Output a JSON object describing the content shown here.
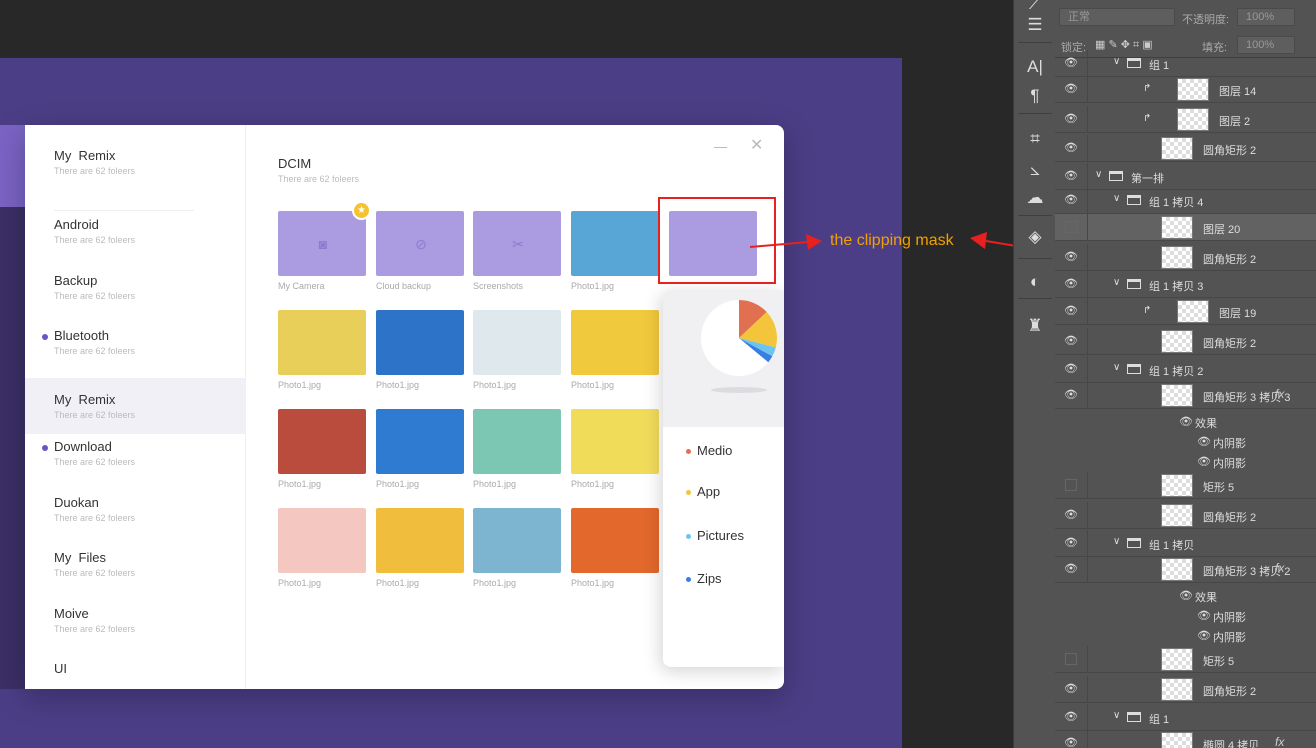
{
  "sidebar": {
    "items": [
      {
        "title": "My  Remix",
        "sub": "There are 62 foleers",
        "dot": false
      },
      {
        "title": "Android",
        "sub": "There are 62 foleers",
        "dot": false
      },
      {
        "title": "Backup",
        "sub": "There are 62 foleers",
        "dot": false
      },
      {
        "title": "Bluetooth",
        "sub": "There are 62 foleers",
        "dot": true
      },
      {
        "title": "My  Remix",
        "sub": "There are 62 foleers",
        "dot": false,
        "active": true
      },
      {
        "title": "Download",
        "sub": "There are 62 foleers",
        "dot": true
      },
      {
        "title": "Duokan",
        "sub": "There are 62 foleers",
        "dot": false
      },
      {
        "title": "My  Files",
        "sub": "There are 62 foleers",
        "dot": false
      },
      {
        "title": "Moive",
        "sub": "There are 62 foleers",
        "dot": false
      },
      {
        "title": "UI",
        "sub": "",
        "dot": false
      }
    ]
  },
  "main": {
    "title": "DCIM",
    "subtitle": "There are 62 foleers",
    "folders": [
      {
        "label": "My Camera",
        "icon": "camera-icon"
      },
      {
        "label": "Cloud backup",
        "icon": "cloud-icon"
      },
      {
        "label": "Screenshots",
        "icon": "scissors-icon"
      }
    ],
    "photo_label": "Photo1.jpg",
    "photo_colors": [
      "#58a6d6",
      "#e8cf5a",
      "#2d74c8",
      "#dfe8ec",
      "#f1c93c",
      "#b94c3c",
      "#2f7bd2",
      "#7cc7b4",
      "#f1dc5a",
      "#f4c7c0",
      "#f1bd3d",
      "#7db4cf",
      "#e2682c"
    ]
  },
  "popup": {
    "legend": [
      {
        "label": "Medio",
        "color": "#e07050"
      },
      {
        "label": "App",
        "color": "#f3c53a"
      },
      {
        "label": "Pictures",
        "color": "#6ec4f0"
      },
      {
        "label": "Zips",
        "color": "#3a7fe0"
      }
    ],
    "pie": [
      {
        "color": "#e07050",
        "value": 0.13
      },
      {
        "color": "#f3c53a",
        "value": 0.16
      },
      {
        "color": "#6ec4f0",
        "value": 0.04
      },
      {
        "color": "#3a7fe0",
        "value": 0.03
      }
    ]
  },
  "annotation": {
    "text": "the clipping mask",
    "color": "#e82020",
    "text_color": "#f2a000"
  },
  "layers_panel": {
    "blend_mode": "正常",
    "opacity_label": "不透明度:",
    "opacity_value": "100%",
    "lock_label": "锁定:",
    "fill_label": "填充:",
    "fill_value": "100%",
    "rows": [
      {
        "name": "组 1",
        "type": "group",
        "eye": true
      },
      {
        "name": "图层 14",
        "type": "layer",
        "eye": true,
        "clip": true
      },
      {
        "name": "图层 2",
        "type": "layer",
        "eye": true,
        "clip": true
      },
      {
        "name": "圆角矩形 2",
        "type": "shape",
        "eye": true
      },
      {
        "name": "第一排",
        "type": "group",
        "eye": true
      },
      {
        "name": "组 1 拷贝 4",
        "type": "group",
        "eye": true
      },
      {
        "name": "图层 20",
        "type": "layer",
        "eye": false,
        "highlight": true
      },
      {
        "name": "圆角矩形 2",
        "type": "shape",
        "eye": true
      },
      {
        "name": "组 1 拷贝 3",
        "type": "group",
        "eye": true
      },
      {
        "name": "图层 19",
        "type": "layer",
        "eye": true,
        "clip": true
      },
      {
        "name": "圆角矩形 2",
        "type": "shape",
        "eye": true
      },
      {
        "name": "组 1 拷贝 2",
        "type": "group",
        "eye": true
      },
      {
        "name": "圆角矩形 3 拷贝 3",
        "type": "shape",
        "eye": true,
        "fx": true
      },
      {
        "name": "效果",
        "type": "effect",
        "eye": true
      },
      {
        "name": "内阴影",
        "type": "effect",
        "eye": true
      },
      {
        "name": "内阴影",
        "type": "effect",
        "eye": true
      },
      {
        "name": "矩形 5",
        "type": "shape",
        "eye": false
      },
      {
        "name": "圆角矩形 2",
        "type": "shape",
        "eye": true
      },
      {
        "name": "组 1 拷贝",
        "type": "group",
        "eye": true
      },
      {
        "name": "圆角矩形 3 拷贝 2",
        "type": "shape",
        "eye": true,
        "fx": true
      },
      {
        "name": "效果",
        "type": "effect",
        "eye": true
      },
      {
        "name": "内阴影",
        "type": "effect",
        "eye": true
      },
      {
        "name": "内阴影",
        "type": "effect",
        "eye": true
      },
      {
        "name": "矩形 5",
        "type": "shape",
        "eye": false
      },
      {
        "name": "圆角矩形 2",
        "type": "shape",
        "eye": true
      },
      {
        "name": "组 1",
        "type": "group",
        "eye": true
      },
      {
        "name": "椭圆 4 拷贝",
        "type": "shape",
        "eye": true,
        "fx": true
      }
    ],
    "fx_label": "fx"
  },
  "tools": [
    "brush-icon",
    "adjust-icon",
    "type-icon",
    "paragraph-icon",
    "crop-icon",
    "ruler-icon",
    "smudge-icon",
    "3d-icon",
    "mask-icon",
    "stamp-icon"
  ]
}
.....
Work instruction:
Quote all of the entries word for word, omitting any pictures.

Expected output:
Output a JSON object describing the content shown here.
{
  "sidebar": {
    "items": [
      {
        "title": "My  Remix",
        "sub": "There are 62 foleers",
        "dot": false
      },
      {
        "title": "Android",
        "sub": "There are 62 foleers",
        "dot": false
      },
      {
        "title": "Backup",
        "sub": "There are 62 foleers",
        "dot": false
      },
      {
        "title": "Bluetooth",
        "sub": "There are 62 foleers",
        "dot": true
      },
      {
        "title": "My  Remix",
        "sub": "There are 62 foleers",
        "dot": false,
        "active": true
      },
      {
        "title": "Download",
        "sub": "There are 62 foleers",
        "dot": true
      },
      {
        "title": "Duokan",
        "sub": "There are 62 foleers",
        "dot": false
      },
      {
        "title": "My  Files",
        "sub": "There are 62 foleers",
        "dot": false
      },
      {
        "title": "Moive",
        "sub": "There are 62 foleers",
        "dot": false
      },
      {
        "title": "UI",
        "sub": "",
        "dot": false
      }
    ]
  },
  "main": {
    "title": "DCIM",
    "subtitle": "There are 62 foleers",
    "folders": [
      {
        "label": "My Camera",
        "icon": "camera-icon"
      },
      {
        "label": "Cloud backup",
        "icon": "cloud-icon"
      },
      {
        "label": "Screenshots",
        "icon": "scissors-icon"
      }
    ],
    "photo_label": "Photo1.jpg",
    "photo_colors": [
      "#58a6d6",
      "#e8cf5a",
      "#2d74c8",
      "#dfe8ec",
      "#f1c93c",
      "#b94c3c",
      "#2f7bd2",
      "#7cc7b4",
      "#f1dc5a",
      "#f4c7c0",
      "#f1bd3d",
      "#7db4cf",
      "#e2682c"
    ]
  },
  "popup": {
    "legend": [
      {
        "label": "Medio",
        "color": "#e07050"
      },
      {
        "label": "App",
        "color": "#f3c53a"
      },
      {
        "label": "Pictures",
        "color": "#6ec4f0"
      },
      {
        "label": "Zips",
        "color": "#3a7fe0"
      }
    ],
    "pie": [
      {
        "color": "#e07050",
        "value": 0.13
      },
      {
        "color": "#f3c53a",
        "value": 0.16
      },
      {
        "color": "#6ec4f0",
        "value": 0.04
      },
      {
        "color": "#3a7fe0",
        "value": 0.03
      }
    ]
  },
  "annotation": {
    "text": "the clipping mask",
    "color": "#e82020",
    "text_color": "#f2a000"
  },
  "layers_panel": {
    "blend_mode": "正常",
    "opacity_label": "不透明度:",
    "opacity_value": "100%",
    "lock_label": "锁定:",
    "fill_label": "填充:",
    "fill_value": "100%",
    "rows": [
      {
        "name": "组 1",
        "type": "group",
        "eye": true
      },
      {
        "name": "图层 14",
        "type": "layer",
        "eye": true,
        "clip": true
      },
      {
        "name": "图层 2",
        "type": "layer",
        "eye": true,
        "clip": true
      },
      {
        "name": "圆角矩形 2",
        "type": "shape",
        "eye": true
      },
      {
        "name": "第一排",
        "type": "group",
        "eye": true
      },
      {
        "name": "组 1 拷贝 4",
        "type": "group",
        "eye": true
      },
      {
        "name": "图层 20",
        "type": "layer",
        "eye": false,
        "highlight": true
      },
      {
        "name": "圆角矩形 2",
        "type": "shape",
        "eye": true
      },
      {
        "name": "组 1 拷贝 3",
        "type": "group",
        "eye": true
      },
      {
        "name": "图层 19",
        "type": "layer",
        "eye": true,
        "clip": true
      },
      {
        "name": "圆角矩形 2",
        "type": "shape",
        "eye": true
      },
      {
        "name": "组 1 拷贝 2",
        "type": "group",
        "eye": true
      },
      {
        "name": "圆角矩形 3 拷贝 3",
        "type": "shape",
        "eye": true,
        "fx": true
      },
      {
        "name": "效果",
        "type": "effect",
        "eye": true
      },
      {
        "name": "内阴影",
        "type": "effect",
        "eye": true
      },
      {
        "name": "内阴影",
        "type": "effect",
        "eye": true
      },
      {
        "name": "矩形 5",
        "type": "shape",
        "eye": false
      },
      {
        "name": "圆角矩形 2",
        "type": "shape",
        "eye": true
      },
      {
        "name": "组 1 拷贝",
        "type": "group",
        "eye": true
      },
      {
        "name": "圆角矩形 3 拷贝 2",
        "type": "shape",
        "eye": true,
        "fx": true
      },
      {
        "name": "效果",
        "type": "effect",
        "eye": true
      },
      {
        "name": "内阴影",
        "type": "effect",
        "eye": true
      },
      {
        "name": "内阴影",
        "type": "effect",
        "eye": true
      },
      {
        "name": "矩形 5",
        "type": "shape",
        "eye": false
      },
      {
        "name": "圆角矩形 2",
        "type": "shape",
        "eye": true
      },
      {
        "name": "组 1",
        "type": "group",
        "eye": true
      },
      {
        "name": "椭圆 4 拷贝",
        "type": "shape",
        "eye": true,
        "fx": true
      }
    ],
    "fx_label": "fx"
  },
  "tools": [
    "brush-icon",
    "adjust-icon",
    "type-icon",
    "paragraph-icon",
    "crop-icon",
    "ruler-icon",
    "smudge-icon",
    "3d-icon",
    "mask-icon",
    "stamp-icon"
  ]
}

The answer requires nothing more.